• [Problem to work on]:
Return, exactly as written, all lines from the line containing "Serialize everything readable" to the end of the entries below, with both ends included.
■ ■ ■ ■ ■ ■ ■
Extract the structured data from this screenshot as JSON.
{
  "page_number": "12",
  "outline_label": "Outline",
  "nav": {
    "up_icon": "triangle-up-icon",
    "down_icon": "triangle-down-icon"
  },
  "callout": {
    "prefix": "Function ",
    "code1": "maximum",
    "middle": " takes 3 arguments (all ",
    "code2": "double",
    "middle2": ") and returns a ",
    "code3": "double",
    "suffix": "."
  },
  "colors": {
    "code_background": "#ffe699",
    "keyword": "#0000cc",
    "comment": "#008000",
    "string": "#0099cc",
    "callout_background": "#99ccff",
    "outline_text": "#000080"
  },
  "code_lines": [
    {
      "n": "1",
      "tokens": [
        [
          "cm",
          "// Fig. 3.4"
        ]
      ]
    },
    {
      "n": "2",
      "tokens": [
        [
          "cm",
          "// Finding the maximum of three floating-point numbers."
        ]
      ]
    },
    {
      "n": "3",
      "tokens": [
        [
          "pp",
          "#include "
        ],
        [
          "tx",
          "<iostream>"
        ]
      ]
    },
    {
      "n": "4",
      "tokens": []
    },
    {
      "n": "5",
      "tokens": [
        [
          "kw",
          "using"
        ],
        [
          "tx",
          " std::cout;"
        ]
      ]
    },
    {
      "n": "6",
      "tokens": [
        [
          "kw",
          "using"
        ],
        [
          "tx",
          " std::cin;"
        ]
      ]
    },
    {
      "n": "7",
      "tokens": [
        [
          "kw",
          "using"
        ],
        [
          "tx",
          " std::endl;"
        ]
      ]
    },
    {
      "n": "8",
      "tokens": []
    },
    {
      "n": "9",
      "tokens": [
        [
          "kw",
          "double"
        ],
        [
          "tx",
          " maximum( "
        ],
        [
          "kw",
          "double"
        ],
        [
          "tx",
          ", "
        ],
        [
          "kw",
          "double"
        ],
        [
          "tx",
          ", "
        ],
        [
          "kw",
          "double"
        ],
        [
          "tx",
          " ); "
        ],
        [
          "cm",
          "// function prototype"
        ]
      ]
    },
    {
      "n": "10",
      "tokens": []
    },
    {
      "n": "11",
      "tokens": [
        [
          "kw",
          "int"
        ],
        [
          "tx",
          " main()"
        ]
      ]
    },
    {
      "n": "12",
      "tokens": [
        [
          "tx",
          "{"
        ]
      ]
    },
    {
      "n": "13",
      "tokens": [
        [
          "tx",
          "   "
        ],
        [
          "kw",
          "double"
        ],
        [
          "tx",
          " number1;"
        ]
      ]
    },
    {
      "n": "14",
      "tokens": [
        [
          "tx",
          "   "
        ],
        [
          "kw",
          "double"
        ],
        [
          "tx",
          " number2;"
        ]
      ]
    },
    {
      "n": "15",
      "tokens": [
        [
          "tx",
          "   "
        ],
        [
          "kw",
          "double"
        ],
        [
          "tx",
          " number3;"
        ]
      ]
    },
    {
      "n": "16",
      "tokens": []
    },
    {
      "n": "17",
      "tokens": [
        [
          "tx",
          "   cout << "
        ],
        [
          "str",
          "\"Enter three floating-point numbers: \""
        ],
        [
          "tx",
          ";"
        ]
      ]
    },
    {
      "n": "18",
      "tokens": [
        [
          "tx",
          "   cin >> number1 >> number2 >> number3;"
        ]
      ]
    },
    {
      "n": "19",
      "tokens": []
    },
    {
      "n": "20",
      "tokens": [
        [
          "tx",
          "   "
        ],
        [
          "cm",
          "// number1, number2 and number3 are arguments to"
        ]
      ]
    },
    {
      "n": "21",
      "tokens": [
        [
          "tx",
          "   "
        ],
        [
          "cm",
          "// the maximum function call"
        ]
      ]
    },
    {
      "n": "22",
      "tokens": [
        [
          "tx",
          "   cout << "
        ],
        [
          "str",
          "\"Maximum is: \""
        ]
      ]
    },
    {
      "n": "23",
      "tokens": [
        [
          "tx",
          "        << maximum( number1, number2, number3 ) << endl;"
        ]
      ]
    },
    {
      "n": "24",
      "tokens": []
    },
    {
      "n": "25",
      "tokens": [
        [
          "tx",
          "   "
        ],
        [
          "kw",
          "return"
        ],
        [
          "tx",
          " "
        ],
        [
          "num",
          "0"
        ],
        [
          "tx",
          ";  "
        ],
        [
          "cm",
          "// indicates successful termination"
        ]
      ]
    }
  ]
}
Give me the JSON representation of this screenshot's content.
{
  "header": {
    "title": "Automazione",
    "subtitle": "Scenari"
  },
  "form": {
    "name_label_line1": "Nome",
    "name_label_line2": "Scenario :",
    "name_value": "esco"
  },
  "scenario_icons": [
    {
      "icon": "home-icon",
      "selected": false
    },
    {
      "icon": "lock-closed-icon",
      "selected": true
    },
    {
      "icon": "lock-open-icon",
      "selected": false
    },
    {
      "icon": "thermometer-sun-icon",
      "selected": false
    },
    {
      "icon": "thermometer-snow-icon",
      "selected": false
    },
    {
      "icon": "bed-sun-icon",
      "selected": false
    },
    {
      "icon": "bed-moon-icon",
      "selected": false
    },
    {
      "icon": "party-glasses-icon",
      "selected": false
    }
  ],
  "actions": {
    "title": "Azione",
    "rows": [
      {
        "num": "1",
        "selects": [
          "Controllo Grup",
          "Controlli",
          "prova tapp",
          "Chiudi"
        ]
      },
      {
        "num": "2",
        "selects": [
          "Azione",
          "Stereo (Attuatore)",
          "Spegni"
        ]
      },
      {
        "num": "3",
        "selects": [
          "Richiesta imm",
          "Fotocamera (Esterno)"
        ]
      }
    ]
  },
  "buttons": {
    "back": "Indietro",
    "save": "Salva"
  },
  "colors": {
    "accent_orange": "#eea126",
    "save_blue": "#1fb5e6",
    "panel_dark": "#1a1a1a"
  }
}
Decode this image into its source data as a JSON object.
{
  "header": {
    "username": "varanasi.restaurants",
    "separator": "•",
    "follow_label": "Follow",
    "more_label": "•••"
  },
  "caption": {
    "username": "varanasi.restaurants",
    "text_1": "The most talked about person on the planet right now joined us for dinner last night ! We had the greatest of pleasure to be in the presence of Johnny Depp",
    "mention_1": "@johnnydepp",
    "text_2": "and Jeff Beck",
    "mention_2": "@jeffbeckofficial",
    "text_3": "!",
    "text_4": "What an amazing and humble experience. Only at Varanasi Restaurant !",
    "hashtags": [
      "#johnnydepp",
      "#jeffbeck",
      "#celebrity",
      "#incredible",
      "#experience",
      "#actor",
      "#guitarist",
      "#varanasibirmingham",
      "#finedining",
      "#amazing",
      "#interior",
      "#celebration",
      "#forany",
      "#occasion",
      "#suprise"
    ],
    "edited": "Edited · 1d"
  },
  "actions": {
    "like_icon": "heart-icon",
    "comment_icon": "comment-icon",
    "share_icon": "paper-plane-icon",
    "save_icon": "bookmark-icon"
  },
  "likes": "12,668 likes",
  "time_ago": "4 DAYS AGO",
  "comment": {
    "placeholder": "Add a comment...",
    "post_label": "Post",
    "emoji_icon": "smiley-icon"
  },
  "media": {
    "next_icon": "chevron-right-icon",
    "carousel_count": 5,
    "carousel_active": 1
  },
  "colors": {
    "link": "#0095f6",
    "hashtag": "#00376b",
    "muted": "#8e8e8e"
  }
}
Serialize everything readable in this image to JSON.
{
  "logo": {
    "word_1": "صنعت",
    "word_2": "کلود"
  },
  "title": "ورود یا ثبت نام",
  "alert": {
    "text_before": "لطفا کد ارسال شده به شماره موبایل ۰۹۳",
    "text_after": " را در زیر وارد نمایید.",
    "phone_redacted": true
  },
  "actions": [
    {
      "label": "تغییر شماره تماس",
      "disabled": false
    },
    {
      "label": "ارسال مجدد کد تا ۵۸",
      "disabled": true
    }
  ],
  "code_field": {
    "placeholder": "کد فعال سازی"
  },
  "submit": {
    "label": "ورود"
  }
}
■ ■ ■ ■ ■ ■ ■
• [Your solution]:
Serialize everything readable in this image to JSON.
{
  "logo": {
    "word_1": "صنعت",
    "word_2": "کلود"
  },
  "title": "ورود یا ثبت نام",
  "alert": {
    "text_before": "لطفا کد ارسال شده به شماره موبایل ۰۹۳",
    "text_after": " را در زیر وارد نمایید.",
    "phone_redacted": true
  },
  "actions": [
    {
      "label": "تغییر شماره تماس",
      "disabled": false
    },
    {
      "label": "ارسال مجدد کد تا ۵۸",
      "disabled": true
    }
  ],
  "code_field": {
    "placeholder": "کد فعال سازی"
  },
  "submit": {
    "label": "ورود"
  }
}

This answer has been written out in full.